• Records from a data source:
....
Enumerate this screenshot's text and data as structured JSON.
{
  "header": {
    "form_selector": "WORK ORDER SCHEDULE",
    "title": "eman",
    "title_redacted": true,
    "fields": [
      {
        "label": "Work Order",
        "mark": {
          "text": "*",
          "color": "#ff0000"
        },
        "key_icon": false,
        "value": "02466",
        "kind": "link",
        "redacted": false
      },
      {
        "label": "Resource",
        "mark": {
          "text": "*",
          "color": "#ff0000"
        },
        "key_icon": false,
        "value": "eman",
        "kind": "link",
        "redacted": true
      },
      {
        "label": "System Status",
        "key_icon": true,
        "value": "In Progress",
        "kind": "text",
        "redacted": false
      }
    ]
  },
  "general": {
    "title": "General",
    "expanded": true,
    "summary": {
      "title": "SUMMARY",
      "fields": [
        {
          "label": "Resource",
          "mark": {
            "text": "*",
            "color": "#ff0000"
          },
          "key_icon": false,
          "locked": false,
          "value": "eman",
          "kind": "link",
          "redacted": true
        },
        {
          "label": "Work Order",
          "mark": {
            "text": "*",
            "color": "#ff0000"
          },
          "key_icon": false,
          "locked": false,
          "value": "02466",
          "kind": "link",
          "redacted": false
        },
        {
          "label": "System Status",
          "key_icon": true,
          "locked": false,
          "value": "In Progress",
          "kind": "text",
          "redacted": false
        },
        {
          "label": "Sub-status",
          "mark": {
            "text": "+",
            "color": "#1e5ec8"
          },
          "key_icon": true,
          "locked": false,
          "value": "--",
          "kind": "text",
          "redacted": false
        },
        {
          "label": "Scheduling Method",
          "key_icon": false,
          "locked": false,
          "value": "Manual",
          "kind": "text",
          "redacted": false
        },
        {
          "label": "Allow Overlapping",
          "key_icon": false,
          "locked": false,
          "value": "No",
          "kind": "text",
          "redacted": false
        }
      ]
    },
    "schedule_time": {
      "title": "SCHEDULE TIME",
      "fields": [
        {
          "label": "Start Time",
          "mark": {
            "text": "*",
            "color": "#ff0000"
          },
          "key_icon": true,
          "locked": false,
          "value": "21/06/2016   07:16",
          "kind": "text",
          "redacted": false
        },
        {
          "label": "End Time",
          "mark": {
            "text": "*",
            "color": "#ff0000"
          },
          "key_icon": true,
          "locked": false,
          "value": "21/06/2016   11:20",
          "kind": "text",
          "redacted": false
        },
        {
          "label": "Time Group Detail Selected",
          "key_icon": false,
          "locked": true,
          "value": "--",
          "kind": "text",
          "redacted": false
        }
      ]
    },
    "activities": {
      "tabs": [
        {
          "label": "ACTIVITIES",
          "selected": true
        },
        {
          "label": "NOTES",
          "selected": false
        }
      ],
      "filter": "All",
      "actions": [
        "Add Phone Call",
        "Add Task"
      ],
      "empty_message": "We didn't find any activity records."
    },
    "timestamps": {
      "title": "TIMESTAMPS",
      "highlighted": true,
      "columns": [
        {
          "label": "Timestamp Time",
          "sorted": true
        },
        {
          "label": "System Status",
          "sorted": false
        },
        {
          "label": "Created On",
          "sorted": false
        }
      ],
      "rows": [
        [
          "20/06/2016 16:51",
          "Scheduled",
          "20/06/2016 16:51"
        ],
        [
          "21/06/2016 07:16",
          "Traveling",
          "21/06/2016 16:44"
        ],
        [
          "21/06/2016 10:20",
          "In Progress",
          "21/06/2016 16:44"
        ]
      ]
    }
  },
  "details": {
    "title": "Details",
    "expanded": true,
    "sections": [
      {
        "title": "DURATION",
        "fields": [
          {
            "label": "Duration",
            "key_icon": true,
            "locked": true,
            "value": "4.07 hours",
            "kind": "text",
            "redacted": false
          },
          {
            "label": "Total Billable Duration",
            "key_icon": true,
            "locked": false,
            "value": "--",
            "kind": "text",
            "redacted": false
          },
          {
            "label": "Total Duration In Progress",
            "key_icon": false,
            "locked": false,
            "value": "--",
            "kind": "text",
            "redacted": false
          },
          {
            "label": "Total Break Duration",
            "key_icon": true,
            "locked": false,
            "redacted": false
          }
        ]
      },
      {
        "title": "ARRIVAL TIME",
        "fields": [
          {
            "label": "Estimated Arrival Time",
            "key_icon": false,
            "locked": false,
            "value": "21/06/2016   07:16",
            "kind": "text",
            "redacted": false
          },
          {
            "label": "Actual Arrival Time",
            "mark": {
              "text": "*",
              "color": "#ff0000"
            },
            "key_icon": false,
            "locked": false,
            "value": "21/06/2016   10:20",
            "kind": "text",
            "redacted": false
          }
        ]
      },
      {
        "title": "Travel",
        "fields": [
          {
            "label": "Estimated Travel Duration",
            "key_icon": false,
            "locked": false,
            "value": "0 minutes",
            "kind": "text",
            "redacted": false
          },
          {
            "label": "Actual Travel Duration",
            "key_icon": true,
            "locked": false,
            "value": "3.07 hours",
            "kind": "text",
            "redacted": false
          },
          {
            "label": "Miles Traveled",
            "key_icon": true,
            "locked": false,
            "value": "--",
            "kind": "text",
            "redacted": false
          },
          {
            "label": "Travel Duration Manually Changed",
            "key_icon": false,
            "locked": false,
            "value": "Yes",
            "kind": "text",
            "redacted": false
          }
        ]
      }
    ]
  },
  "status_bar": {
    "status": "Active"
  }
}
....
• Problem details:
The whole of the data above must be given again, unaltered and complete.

• Solution to this exercise:
Enumerate this screenshot's text and data as structured JSON.
{
  "header": {
    "form_selector": "WORK ORDER SCHEDULE",
    "title": "eman",
    "title_redacted": true,
    "fields": [
      {
        "label": "Work Order",
        "mark": {
          "text": "*",
          "color": "#ff0000"
        },
        "key_icon": false,
        "value": "02466",
        "kind": "link",
        "redacted": false
      },
      {
        "label": "Resource",
        "mark": {
          "text": "*",
          "color": "#ff0000"
        },
        "key_icon": false,
        "value": "eman",
        "kind": "link",
        "redacted": true
      },
      {
        "label": "System Status",
        "key_icon": true,
        "value": "In Progress",
        "kind": "text",
        "redacted": false
      }
    ]
  },
  "general": {
    "title": "General",
    "expanded": true,
    "summary": {
      "title": "SUMMARY",
      "fields": [
        {
          "label": "Resource",
          "mark": {
            "text": "*",
            "color": "#ff0000"
          },
          "key_icon": false,
          "locked": false,
          "value": "eman",
          "kind": "link",
          "redacted": true
        },
        {
          "label": "Work Order",
          "mark": {
            "text": "*",
            "color": "#ff0000"
          },
          "key_icon": false,
          "locked": false,
          "value": "02466",
          "kind": "link",
          "redacted": false
        },
        {
          "label": "System Status",
          "key_icon": true,
          "locked": false,
          "value": "In Progress",
          "kind": "text",
          "redacted": false
        },
        {
          "label": "Sub-status",
          "mark": {
            "text": "+",
            "color": "#1e5ec8"
          },
          "key_icon": true,
          "locked": false,
          "value": "--",
          "kind": "text",
          "redacted": false
        },
        {
          "label": "Scheduling Method",
          "key_icon": false,
          "locked": false,
          "value": "Manual",
          "kind": "text",
          "redacted": false
        },
        {
          "label": "Allow Overlapping",
          "key_icon": false,
          "locked": false,
          "value": "No",
          "kind": "text",
          "redacted": false
        }
      ]
    },
    "schedule_time": {
      "title": "SCHEDULE TIME",
      "fields": [
        {
          "label": "Start Time",
          "mark": {
            "text": "*",
            "color": "#ff0000"
          },
          "key_icon": true,
          "locked": false,
          "value": "21/06/2016   07:16",
          "kind": "text",
          "redacted": false
        },
        {
          "label": "End Time",
          "mark": {
            "text": "*",
            "color": "#ff0000"
          },
          "key_icon": true,
          "locked": false,
          "value": "21/06/2016   11:20",
          "kind": "text",
          "redacted": false
        },
        {
          "label": "Time Group Detail Selected",
          "key_icon": false,
          "locked": true,
          "value": "--",
          "kind": "text",
          "redacted": false
        }
      ]
    },
    "activities": {
      "tabs": [
        {
          "label": "ACTIVITIES",
          "selected": true
        },
        {
          "label": "NOTES",
          "selected": false
        }
      ],
      "filter": "All",
      "actions": [
        "Add Phone Call",
        "Add Task"
      ],
      "empty_message": "We didn't find any activity records."
    },
    "timestamps": {
      "title": "TIMESTAMPS",
      "highlighted": true,
      "columns": [
        {
          "label": "Timestamp Time",
          "sorted": true
        },
        {
          "label": "System Status",
          "sorted": false
        },
        {
          "label": "Created On",
          "sorted": false
        }
      ],
      "rows": [
        [
          "20/06/2016 16:51",
          "Scheduled",
          "20/06/2016 16:51"
        ],
        [
          "21/06/2016 07:16",
          "Traveling",
          "21/06/2016 16:44"
        ],
        [
          "21/06/2016 10:20",
          "In Progress",
          "21/06/2016 16:44"
        ]
      ]
    }
  },
  "details": {
    "title": "Details",
    "expanded": true,
    "sections": [
      {
        "title": "DURATION",
        "fields": [
          {
            "label": "Duration",
            "key_icon": true,
            "locked": true,
            "value": "4.07 hours",
            "kind": "text",
            "redacted": false
          },
          {
            "label": "Total Billable Duration",
            "key_icon": true,
            "locked": false,
            "value": "--",
            "kind": "text",
            "redacted": false
          },
          {
            "label": "Total Duration In Progress",
            "key_icon": false,
            "locked": false,
            "value": "--",
            "kind": "text",
            "redacted": false
          },
          {
            "label": "Total Break Duration",
            "key_icon": true,
            "locked": false,
            "redacted": false
          }
        ]
      },
      {
        "title": "ARRIVAL TIME",
        "fields": [
          {
            "label": "Estimated Arrival Time",
            "key_icon": false,
            "locked": false,
            "value": "21/06/2016   07:16",
            "kind": "text",
            "redacted": false
          },
          {
            "label": "Actual Arrival Time",
            "mark": {
              "text": "*",
              "color": "#ff0000"
            },
            "key_icon": false,
            "locked": false,
            "value": "21/06/2016   10:20",
            "kind": "text",
            "redacted": false
          }
        ]
      },
      {
        "title": "Travel",
        "fields": [
          {
            "label": "Estimated Travel Duration",
            "key_icon": false,
            "locked": false,
            "value": "0 minutes",
            "kind": "text",
            "redacted": false
          },
          {
            "label": "Actual Travel Duration",
            "key_icon": true,
            "locked": false,
            "value": "3.07 hours",
            "kind": "text",
            "redacted": false
          },
          {
            "label": "Miles Traveled",
            "key_icon": true,
            "locked": false,
            "value": "--",
            "kind": "text",
            "redacted": false
          },
          {
            "label": "Travel Duration Manually Changed",
            "key_icon": false,
            "locked": false,
            "value": "Yes",
            "kind": "text",
            "redacted": false
          }
        ]
      }
    ]
  },
  "status_bar": {
    "status": "Active"
  }
}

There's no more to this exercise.